Cylinders, spheres and cubes are a small handful of shapes that can be defined by a single word. However, most shapes cannot be found in a dictionary. They belong to an alternative plastic world defined by trigonometry: a mathematical world where all shapes can be described under one systematic language and where any shape can transform into another. As digital tools are becoming increasingly complex, this book seeks to use mathematics "as a means to demystify the inner computational workings of digital tools" by proposing a framework to convey mathematical transformations as design tools.
On January 13 2012, the Italian cruise ship Costa Concordia struck an underwater reef and capsized off Isola del Giglio, Tuscany, resulting in 32 deaths. In response to the disaster, matterbetter has announced the Concordia Lighthouse Competition, which invites teams of architects, students, engineers, and designers to "redefine a contemporary lighthouse typology."
Warsaw-based firms KAMJZ and Kurylowicz & Associates have shared their proposal for an office building in Poland, as part of the Gdańsk Central Business District Development Strategy.
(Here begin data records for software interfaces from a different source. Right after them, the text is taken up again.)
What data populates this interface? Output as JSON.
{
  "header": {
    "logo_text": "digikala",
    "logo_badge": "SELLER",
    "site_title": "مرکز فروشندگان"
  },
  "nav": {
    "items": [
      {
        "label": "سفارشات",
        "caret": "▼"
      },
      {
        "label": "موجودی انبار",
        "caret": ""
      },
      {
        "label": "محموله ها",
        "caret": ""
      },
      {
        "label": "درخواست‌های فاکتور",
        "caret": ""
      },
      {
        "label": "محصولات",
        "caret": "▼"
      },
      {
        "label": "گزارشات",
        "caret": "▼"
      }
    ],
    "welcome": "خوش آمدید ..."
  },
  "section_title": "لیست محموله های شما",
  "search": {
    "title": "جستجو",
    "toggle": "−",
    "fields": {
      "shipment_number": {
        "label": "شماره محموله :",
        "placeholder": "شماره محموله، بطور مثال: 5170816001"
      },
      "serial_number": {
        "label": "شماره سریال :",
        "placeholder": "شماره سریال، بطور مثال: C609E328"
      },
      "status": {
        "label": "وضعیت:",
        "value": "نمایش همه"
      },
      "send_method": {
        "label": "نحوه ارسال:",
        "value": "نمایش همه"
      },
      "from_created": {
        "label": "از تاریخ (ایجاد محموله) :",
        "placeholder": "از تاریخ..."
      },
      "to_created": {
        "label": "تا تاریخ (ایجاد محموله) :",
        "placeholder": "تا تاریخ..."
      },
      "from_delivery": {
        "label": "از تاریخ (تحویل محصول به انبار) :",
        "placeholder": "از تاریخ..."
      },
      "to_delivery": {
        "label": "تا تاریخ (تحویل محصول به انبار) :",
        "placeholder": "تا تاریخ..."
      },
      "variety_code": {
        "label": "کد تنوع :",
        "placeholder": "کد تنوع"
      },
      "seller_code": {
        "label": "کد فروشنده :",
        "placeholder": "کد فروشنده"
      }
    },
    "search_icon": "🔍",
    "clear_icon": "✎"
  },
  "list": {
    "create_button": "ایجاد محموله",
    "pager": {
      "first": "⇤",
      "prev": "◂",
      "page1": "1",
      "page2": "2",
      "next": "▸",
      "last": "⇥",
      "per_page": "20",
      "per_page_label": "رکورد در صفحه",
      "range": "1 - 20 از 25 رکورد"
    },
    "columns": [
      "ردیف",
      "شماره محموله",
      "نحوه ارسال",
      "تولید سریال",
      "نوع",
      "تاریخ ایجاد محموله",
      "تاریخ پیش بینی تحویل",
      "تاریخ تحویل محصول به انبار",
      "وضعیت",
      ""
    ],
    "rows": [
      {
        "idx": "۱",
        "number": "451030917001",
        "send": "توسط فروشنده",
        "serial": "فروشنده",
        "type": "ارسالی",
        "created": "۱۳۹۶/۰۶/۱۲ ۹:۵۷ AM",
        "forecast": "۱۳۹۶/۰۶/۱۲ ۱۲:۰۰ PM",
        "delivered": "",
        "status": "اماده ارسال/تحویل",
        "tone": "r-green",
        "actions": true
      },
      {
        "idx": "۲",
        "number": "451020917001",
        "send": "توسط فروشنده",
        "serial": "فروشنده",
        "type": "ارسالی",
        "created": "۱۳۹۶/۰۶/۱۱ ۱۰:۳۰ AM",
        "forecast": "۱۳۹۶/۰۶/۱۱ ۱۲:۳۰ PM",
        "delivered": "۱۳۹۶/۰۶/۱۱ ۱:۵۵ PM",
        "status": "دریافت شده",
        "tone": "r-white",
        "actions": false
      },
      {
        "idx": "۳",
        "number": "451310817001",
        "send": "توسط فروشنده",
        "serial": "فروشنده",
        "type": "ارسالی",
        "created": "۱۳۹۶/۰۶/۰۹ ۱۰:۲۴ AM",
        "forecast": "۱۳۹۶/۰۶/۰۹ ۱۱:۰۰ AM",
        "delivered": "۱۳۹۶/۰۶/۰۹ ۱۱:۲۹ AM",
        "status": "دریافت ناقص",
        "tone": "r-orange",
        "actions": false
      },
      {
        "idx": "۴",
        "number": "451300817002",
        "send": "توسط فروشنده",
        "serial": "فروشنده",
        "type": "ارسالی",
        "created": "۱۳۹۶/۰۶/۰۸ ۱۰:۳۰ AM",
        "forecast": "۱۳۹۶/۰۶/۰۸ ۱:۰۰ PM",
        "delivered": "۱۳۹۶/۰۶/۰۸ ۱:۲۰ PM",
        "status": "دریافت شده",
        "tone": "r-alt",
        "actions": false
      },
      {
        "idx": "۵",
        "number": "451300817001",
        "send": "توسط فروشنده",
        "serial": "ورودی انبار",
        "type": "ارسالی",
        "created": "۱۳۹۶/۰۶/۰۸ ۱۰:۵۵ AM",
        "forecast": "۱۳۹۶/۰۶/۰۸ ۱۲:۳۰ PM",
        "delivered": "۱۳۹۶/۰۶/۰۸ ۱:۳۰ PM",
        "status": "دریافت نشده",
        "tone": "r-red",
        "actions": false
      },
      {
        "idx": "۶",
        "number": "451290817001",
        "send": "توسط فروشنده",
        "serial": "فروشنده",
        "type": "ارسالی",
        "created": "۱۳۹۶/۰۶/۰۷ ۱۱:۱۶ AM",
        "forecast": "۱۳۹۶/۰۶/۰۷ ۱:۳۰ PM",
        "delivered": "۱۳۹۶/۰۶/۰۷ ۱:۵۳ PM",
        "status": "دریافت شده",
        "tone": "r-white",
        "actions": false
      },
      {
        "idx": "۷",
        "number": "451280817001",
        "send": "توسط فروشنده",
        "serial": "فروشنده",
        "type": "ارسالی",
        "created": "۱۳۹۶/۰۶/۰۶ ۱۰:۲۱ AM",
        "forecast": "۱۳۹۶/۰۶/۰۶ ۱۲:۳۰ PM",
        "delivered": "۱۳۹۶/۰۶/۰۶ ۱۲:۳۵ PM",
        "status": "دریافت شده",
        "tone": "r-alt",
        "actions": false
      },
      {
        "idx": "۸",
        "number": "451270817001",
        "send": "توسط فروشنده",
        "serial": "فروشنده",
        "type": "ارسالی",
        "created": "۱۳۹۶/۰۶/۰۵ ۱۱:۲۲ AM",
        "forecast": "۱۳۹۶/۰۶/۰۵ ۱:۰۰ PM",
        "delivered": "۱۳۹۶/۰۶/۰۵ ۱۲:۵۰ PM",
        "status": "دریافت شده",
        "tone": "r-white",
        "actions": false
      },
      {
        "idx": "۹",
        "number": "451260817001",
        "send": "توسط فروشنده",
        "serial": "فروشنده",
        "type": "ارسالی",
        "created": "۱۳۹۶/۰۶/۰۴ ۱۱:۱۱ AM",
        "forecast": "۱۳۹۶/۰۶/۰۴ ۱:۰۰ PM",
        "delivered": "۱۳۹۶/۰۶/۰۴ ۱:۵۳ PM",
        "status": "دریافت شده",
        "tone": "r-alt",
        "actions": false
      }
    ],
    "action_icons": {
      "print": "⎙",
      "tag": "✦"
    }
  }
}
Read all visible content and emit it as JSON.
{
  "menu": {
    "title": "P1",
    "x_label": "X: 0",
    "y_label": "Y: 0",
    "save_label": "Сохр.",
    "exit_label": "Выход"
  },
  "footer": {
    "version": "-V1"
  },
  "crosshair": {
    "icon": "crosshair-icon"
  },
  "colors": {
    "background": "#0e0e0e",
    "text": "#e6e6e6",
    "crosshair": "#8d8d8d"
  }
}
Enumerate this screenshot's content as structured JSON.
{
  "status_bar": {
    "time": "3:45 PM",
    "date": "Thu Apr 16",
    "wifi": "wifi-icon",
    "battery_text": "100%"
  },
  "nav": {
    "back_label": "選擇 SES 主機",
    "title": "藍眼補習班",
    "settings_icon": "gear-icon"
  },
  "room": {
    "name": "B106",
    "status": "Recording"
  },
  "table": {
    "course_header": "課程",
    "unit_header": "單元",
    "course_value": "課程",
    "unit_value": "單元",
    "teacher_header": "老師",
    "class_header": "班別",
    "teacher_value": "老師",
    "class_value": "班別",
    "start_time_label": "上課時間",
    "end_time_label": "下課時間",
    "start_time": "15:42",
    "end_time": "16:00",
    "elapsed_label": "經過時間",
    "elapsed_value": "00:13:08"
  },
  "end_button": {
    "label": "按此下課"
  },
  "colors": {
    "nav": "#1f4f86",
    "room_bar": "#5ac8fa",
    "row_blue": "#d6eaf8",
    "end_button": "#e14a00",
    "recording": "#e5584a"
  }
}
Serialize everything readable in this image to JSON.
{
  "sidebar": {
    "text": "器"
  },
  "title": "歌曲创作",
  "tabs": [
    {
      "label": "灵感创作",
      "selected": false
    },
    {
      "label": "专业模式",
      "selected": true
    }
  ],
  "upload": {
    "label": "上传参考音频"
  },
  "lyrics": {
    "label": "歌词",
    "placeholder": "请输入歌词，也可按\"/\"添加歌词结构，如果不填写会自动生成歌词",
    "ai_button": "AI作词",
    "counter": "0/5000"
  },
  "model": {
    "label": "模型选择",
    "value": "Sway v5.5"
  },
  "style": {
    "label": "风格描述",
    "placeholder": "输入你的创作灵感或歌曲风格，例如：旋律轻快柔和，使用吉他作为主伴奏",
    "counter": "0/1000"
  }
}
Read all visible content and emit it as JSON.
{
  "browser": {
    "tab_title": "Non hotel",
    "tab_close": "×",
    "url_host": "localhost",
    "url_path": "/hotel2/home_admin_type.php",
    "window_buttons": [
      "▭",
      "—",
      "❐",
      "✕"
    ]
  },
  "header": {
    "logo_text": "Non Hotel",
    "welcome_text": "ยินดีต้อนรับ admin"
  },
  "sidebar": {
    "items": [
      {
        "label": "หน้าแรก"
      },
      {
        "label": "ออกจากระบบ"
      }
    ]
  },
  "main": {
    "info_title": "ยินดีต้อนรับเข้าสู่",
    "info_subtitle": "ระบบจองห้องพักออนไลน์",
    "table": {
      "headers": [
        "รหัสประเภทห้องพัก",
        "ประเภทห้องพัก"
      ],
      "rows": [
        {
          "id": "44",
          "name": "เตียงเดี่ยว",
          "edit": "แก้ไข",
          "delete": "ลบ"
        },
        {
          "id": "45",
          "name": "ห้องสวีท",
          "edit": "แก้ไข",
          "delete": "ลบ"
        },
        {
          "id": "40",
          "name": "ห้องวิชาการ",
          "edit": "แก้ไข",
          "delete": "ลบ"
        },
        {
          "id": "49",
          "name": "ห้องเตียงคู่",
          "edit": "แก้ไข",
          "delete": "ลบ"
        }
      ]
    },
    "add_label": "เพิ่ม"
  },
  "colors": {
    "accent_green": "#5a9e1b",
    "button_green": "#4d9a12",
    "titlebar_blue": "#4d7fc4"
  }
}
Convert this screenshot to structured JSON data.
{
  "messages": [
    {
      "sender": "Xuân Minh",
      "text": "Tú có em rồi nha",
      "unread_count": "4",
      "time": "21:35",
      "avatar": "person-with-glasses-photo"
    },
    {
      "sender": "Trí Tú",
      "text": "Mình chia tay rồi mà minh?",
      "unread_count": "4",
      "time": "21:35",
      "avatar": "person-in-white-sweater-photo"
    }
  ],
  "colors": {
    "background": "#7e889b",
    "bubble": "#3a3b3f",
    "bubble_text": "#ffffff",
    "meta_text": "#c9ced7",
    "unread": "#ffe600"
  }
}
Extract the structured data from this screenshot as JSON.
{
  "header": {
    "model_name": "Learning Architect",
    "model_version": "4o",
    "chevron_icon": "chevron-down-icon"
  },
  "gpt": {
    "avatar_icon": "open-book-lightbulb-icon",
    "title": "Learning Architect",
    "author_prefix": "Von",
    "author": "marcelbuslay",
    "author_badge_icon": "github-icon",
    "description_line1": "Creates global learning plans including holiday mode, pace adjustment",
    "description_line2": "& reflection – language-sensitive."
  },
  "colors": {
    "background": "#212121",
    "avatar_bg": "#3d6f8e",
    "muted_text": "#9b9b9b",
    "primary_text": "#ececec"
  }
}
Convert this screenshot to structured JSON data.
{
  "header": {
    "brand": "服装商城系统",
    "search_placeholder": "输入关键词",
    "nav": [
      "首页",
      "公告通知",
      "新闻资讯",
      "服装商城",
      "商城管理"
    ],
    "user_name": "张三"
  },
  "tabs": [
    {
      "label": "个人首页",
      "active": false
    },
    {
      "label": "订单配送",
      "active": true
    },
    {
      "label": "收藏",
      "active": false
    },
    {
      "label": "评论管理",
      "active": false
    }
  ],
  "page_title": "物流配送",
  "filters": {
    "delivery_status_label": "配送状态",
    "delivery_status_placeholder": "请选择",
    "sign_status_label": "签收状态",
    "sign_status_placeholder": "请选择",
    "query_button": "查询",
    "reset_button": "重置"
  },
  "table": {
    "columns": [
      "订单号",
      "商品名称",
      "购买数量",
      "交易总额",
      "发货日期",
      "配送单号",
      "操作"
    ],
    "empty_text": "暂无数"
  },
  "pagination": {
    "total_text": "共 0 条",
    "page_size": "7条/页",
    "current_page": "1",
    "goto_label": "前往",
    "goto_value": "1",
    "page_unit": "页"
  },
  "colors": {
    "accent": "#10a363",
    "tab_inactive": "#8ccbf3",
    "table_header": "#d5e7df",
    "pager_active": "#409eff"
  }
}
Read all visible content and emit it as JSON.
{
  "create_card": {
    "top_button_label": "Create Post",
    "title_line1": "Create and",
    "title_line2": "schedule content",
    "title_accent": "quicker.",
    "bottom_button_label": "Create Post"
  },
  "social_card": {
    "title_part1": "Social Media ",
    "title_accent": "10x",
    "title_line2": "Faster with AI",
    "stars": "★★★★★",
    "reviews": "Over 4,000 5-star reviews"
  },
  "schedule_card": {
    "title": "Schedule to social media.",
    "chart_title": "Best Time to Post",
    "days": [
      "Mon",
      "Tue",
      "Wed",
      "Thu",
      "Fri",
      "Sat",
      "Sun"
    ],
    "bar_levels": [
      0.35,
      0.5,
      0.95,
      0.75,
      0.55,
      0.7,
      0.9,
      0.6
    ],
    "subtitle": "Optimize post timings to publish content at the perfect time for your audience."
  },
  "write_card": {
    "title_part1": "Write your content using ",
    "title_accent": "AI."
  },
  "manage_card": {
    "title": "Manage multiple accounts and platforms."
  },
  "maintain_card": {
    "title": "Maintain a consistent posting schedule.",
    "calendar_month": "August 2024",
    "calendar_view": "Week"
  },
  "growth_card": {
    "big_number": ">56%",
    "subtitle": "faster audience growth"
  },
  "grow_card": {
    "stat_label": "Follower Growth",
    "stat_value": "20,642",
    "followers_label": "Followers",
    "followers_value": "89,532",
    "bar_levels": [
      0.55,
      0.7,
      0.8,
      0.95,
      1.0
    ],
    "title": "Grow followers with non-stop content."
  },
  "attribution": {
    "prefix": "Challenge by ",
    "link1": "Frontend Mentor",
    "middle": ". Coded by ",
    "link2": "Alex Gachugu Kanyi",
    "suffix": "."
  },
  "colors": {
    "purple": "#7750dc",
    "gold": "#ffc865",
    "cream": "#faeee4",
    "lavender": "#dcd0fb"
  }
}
Centrally located at the interchange of several arterial roads and public transit routes, the complex will house a mixed-use program combining office spaces with retail, leisure, sport, and civic functions.
Learn more about the project and view selected images after the break.
Conceptual plans of Perkins+Will’s East 37th Street Residential Tower in New York City have been unveiled. Debuted in Cannes, France, during MIPIM, where the high-rise received a “Future Projects Award,” the 700-foot-tall Manhattan tower boasts a “shimmering, angled curtain wall” organized by five clusters of shared amenities and open-air gardens.
More about the 65-story, 150,000-square-foot condominium tower, after the break.
Public/Private, the Spring 2015 issue of ArchitectureBoston (out now) examines current trends in how we view public and private space and the effect these have on architecture. Tackling spaces as diverse as social space, the workplace, residential life, transportation, or civic territory, the issue examines what happens when notions of public an private space intersect. In the following article, originally published under the title "Quiet, please," Laura Wernick FAIA explores the need for enclosed, private spaces within educational facilities.
I walk by William Rawn’s Cambridge Public Library extension twice a day on my way to and from work. I love the transparency of the south façade. It is sharp and crisp, and I can see right through to all of the exploring, socializing, reading, and working taking place within. When I go into the library for research or study, however, I tend to move quickly away from the openness of the new building into the old one. I find a semi-enclosed quiet spot away from the crowds, turn off social media, and get to work.